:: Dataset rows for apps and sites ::
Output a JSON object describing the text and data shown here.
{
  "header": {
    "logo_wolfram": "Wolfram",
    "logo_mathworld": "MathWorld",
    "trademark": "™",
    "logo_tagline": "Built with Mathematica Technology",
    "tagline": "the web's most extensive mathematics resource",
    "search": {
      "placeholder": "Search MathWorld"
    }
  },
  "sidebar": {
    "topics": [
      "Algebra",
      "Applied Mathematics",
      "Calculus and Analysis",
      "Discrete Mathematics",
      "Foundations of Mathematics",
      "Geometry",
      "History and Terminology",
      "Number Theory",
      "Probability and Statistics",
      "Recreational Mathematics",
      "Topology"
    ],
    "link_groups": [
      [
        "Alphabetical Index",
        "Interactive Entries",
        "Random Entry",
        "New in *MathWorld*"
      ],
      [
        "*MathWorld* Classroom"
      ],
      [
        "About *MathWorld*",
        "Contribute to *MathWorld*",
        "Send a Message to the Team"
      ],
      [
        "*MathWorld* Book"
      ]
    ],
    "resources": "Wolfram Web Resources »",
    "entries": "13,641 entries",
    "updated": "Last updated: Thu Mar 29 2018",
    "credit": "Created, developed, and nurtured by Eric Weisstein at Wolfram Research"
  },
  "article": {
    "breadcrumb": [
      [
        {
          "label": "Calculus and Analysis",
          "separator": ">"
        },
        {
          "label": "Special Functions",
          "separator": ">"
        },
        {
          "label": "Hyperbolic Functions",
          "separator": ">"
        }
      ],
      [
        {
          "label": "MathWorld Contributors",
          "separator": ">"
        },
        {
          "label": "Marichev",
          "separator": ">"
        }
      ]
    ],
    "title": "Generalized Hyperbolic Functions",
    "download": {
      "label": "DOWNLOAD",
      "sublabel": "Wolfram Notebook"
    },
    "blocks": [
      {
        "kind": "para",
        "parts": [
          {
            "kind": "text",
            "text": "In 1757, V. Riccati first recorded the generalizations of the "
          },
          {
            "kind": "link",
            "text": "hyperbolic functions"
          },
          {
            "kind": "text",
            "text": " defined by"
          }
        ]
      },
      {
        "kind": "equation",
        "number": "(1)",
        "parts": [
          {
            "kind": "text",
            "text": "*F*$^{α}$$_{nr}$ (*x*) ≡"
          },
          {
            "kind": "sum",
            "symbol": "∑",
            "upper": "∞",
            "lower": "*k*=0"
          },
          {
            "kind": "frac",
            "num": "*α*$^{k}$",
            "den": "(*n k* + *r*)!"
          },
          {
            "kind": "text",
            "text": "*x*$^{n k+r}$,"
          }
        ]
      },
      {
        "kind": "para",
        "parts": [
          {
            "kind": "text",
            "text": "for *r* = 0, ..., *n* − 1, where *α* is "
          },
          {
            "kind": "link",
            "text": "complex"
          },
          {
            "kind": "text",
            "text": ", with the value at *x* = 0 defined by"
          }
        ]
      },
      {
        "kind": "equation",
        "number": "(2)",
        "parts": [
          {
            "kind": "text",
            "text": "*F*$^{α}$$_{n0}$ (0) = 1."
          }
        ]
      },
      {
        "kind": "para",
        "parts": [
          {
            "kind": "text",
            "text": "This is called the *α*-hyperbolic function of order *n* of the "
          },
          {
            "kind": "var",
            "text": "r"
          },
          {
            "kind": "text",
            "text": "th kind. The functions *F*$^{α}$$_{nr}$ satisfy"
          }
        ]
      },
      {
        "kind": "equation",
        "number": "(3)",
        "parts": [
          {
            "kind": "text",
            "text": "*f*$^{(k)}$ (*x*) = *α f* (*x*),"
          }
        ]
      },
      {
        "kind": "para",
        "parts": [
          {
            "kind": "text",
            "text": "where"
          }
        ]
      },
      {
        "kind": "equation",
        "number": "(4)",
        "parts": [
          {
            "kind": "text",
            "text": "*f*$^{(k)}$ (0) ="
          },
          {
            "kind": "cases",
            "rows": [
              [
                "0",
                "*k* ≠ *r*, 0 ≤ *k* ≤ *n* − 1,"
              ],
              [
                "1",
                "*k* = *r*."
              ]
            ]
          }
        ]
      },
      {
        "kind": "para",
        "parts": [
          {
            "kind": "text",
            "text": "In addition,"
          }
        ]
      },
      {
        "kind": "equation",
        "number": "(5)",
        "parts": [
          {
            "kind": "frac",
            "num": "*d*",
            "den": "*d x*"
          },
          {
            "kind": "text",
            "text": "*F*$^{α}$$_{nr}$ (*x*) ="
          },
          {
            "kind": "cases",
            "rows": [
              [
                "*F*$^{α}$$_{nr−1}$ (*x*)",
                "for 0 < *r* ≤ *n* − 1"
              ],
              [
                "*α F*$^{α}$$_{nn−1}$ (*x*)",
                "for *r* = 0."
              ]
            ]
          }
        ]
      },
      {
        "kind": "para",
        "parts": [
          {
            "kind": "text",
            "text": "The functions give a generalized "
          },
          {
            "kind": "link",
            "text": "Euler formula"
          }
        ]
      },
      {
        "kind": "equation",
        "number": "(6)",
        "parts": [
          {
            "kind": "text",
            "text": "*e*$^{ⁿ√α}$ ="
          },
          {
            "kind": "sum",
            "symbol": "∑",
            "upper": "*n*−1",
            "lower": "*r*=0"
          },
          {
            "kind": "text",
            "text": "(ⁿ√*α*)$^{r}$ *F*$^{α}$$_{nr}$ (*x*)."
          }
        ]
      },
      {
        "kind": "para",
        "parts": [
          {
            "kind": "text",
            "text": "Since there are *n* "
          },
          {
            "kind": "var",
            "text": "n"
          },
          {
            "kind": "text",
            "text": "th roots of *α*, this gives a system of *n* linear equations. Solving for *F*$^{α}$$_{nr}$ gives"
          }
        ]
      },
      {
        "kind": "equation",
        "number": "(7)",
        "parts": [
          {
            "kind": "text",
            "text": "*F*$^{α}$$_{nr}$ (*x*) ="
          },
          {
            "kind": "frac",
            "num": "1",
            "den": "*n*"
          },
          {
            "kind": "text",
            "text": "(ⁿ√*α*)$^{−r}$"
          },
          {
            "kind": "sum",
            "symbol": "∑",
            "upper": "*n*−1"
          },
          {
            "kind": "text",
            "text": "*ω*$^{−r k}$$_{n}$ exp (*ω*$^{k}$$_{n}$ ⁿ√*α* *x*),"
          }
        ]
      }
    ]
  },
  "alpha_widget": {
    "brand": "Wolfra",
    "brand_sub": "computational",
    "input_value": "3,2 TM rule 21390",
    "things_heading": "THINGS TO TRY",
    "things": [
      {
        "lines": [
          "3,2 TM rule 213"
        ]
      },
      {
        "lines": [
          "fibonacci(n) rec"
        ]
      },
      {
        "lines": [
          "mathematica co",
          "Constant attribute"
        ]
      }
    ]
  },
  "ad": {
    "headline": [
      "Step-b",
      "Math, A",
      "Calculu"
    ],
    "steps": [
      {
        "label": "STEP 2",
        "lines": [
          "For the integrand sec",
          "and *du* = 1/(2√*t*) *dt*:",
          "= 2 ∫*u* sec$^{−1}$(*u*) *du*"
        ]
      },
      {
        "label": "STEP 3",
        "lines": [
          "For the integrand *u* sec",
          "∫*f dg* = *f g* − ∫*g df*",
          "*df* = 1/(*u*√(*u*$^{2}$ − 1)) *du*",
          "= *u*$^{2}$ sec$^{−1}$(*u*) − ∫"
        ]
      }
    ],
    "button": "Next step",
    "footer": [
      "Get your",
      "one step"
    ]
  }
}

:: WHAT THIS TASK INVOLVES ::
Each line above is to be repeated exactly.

:: EXERCISE SOLUTION ::
Output a JSON object describing the text and data shown here.
{
  "header": {
    "logo_wolfram": "Wolfram",
    "logo_mathworld": "MathWorld",
    "trademark": "™",
    "logo_tagline": "Built with Mathematica Technology",
    "tagline": "the web's most extensive mathematics resource",
    "search": {
      "placeholder": "Search MathWorld"
    }
  },
  "sidebar": {
    "topics": [
      "Algebra",
      "Applied Mathematics",
      "Calculus and Analysis",
      "Discrete Mathematics",
      "Foundations of Mathematics",
      "Geometry",
      "History and Terminology",
      "Number Theory",
      "Probability and Statistics",
      "Recreational Mathematics",
      "Topology"
    ],
    "link_groups": [
      [
        "Alphabetical Index",
        "Interactive Entries",
        "Random Entry",
        "New in *MathWorld*"
      ],
      [
        "*MathWorld* Classroom"
      ],
      [
        "About *MathWorld*",
        "Contribute to *MathWorld*",
        "Send a Message to the Team"
      ],
      [
        "*MathWorld* Book"
      ]
    ],
    "resources": "Wolfram Web Resources »",
    "entries": "13,641 entries",
    "updated": "Last updated: Thu Mar 29 2018",
    "credit": "Created, developed, and nurtured by Eric Weisstein at Wolfram Research"
  },
  "article": {
    "breadcrumb": [
      [
        {
          "label": "Calculus and Analysis",
          "separator": ">"
        },
        {
          "label": "Special Functions",
          "separator": ">"
        },
        {
          "label": "Hyperbolic Functions",
          "separator": ">"
        }
      ],
      [
        {
          "label": "MathWorld Contributors",
          "separator": ">"
        },
        {
          "label": "Marichev",
          "separator": ">"
        }
      ]
    ],
    "title": "Generalized Hyperbolic Functions",
    "download": {
      "label": "DOWNLOAD",
      "sublabel": "Wolfram Notebook"
    },
    "blocks": [
      {
        "kind": "para",
        "parts": [
          {
            "kind": "text",
            "text": "In 1757, V. Riccati first recorded the generalizations of the "
          },
          {
            "kind": "link",
            "text": "hyperbolic functions"
          },
          {
            "kind": "text",
            "text": " defined by"
          }
        ]
      },
      {
        "kind": "equation",
        "number": "(1)",
        "parts": [
          {
            "kind": "text",
            "text": "*F*$^{α}$$_{nr}$ (*x*) ≡"
          },
          {
            "kind": "sum",
            "symbol": "∑",
            "upper": "∞",
            "lower": "*k*=0"
          },
          {
            "kind": "frac",
            "num": "*α*$^{k}$",
            "den": "(*n k* + *r*)!"
          },
          {
            "kind": "text",
            "text": "*x*$^{n k+r}$,"
          }
        ]
      },
      {
        "kind": "para",
        "parts": [
          {
            "kind": "text",
            "text": "for *r* = 0, ..., *n* − 1, where *α* is "
          },
          {
            "kind": "link",
            "text": "complex"
          },
          {
            "kind": "text",
            "text": ", with the value at *x* = 0 defined by"
          }
        ]
      },
      {
        "kind": "equation",
        "number": "(2)",
        "parts": [
          {
            "kind": "text",
            "text": "*F*$^{α}$$_{n0}$ (0) = 1."
          }
        ]
      },
      {
        "kind": "para",
        "parts": [
          {
            "kind": "text",
            "text": "This is called the *α*-hyperbolic function of order *n* of the "
          },
          {
            "kind": "var",
            "text": "r"
          },
          {
            "kind": "text",
            "text": "th kind. The functions *F*$^{α}$$_{nr}$ satisfy"
          }
        ]
      },
      {
        "kind": "equation",
        "number": "(3)",
        "parts": [
          {
            "kind": "text",
            "text": "*f*$^{(k)}$ (*x*) = *α f* (*x*),"
          }
        ]
      },
      {
        "kind": "para",
        "parts": [
          {
            "kind": "text",
            "text": "where"
          }
        ]
      },
      {
        "kind": "equation",
        "number": "(4)",
        "parts": [
          {
            "kind": "text",
            "text": "*f*$^{(k)}$ (0) ="
          },
          {
            "kind": "cases",
            "rows": [
              [
                "0",
                "*k* ≠ *r*, 0 ≤ *k* ≤ *n* − 1,"
              ],
              [
                "1",
                "*k* = *r*."
              ]
            ]
          }
        ]
      },
      {
        "kind": "para",
        "parts": [
          {
            "kind": "text",
            "text": "In addition,"
          }
        ]
      },
      {
        "kind": "equation",
        "number": "(5)",
        "parts": [
          {
            "kind": "frac",
            "num": "*d*",
            "den": "*d x*"
          },
          {
            "kind": "text",
            "text": "*F*$^{α}$$_{nr}$ (*x*) ="
          },
          {
            "kind": "cases",
            "rows": [
              [
                "*F*$^{α}$$_{nr−1}$ (*x*)",
                "for 0 < *r* ≤ *n* − 1"
              ],
              [
                "*α F*$^{α}$$_{nn−1}$ (*x*)",
                "for *r* = 0."
              ]
            ]
          }
        ]
      },
      {
        "kind": "para",
        "parts": [
          {
            "kind": "text",
            "text": "The functions give a generalized "
          },
          {
            "kind": "link",
            "text": "Euler formula"
          }
        ]
      },
      {
        "kind": "equation",
        "number": "(6)",
        "parts": [
          {
            "kind": "text",
            "text": "*e*$^{ⁿ√α}$ ="
          },
          {
            "kind": "sum",
            "symbol": "∑",
            "upper": "*n*−1",
            "lower": "*r*=0"
          },
          {
            "kind": "text",
            "text": "(ⁿ√*α*)$^{r}$ *F*$^{α}$$_{nr}$ (*x*)."
          }
        ]
      },
      {
        "kind": "para",
        "parts": [
          {
            "kind": "text",
            "text": "Since there are *n* "
          },
          {
            "kind": "var",
            "text": "n"
          },
          {
            "kind": "text",
            "text": "th roots of *α*, this gives a system of *n* linear equations. Solving for *F*$^{α}$$_{nr}$ gives"
          }
        ]
      },
      {
        "kind": "equation",
        "number": "(7)",
        "parts": [
          {
            "kind": "text",
            "text": "*F*$^{α}$$_{nr}$ (*x*) ="
          },
          {
            "kind": "frac",
            "num": "1",
            "den": "*n*"
          },
          {
            "kind": "text",
            "text": "(ⁿ√*α*)$^{−r}$"
          },
          {
            "kind": "sum",
            "symbol": "∑",
            "upper": "*n*−1"
          },
          {
            "kind": "text",
            "text": "*ω*$^{−r k}$$_{n}$ exp (*ω*$^{k}$$_{n}$ ⁿ√*α* *x*),"
          }
        ]
      }
    ]
  },
  "alpha_widget": {
    "brand": "Wolfra",
    "brand_sub": "computational",
    "input_value": "3,2 TM rule 21390",
    "things_heading": "THINGS TO TRY",
    "things": [
      {
        "lines": [
          "3,2 TM rule 213"
        ]
      },
      {
        "lines": [
          "fibonacci(n) rec"
        ]
      },
      {
        "lines": [
          "mathematica co",
          "Constant attribute"
        ]
      }
    ]
  },
  "ad": {
    "headline": [
      "Step-b",
      "Math, A",
      "Calculu"
    ],
    "steps": [
      {
        "label": "STEP 2",
        "lines": [
          "For the integrand sec",
          "and *du* = 1/(2√*t*) *dt*:",
          "= 2 ∫*u* sec$^{−1}$(*u*) *du*"
        ]
      },
      {
        "label": "STEP 3",
        "lines": [
          "For the integrand *u* sec",
          "∫*f dg* = *f g* − ∫*g df*",
          "*df* = 1/(*u*√(*u*$^{2}$ − 1)) *du*",
          "= *u*$^{2}$ sec$^{−1}$(*u*) − ∫"
        ]
      }
    ],
    "button": "Next step",
    "footer": [
      "Get your",
      "one step"
    ]
  }
}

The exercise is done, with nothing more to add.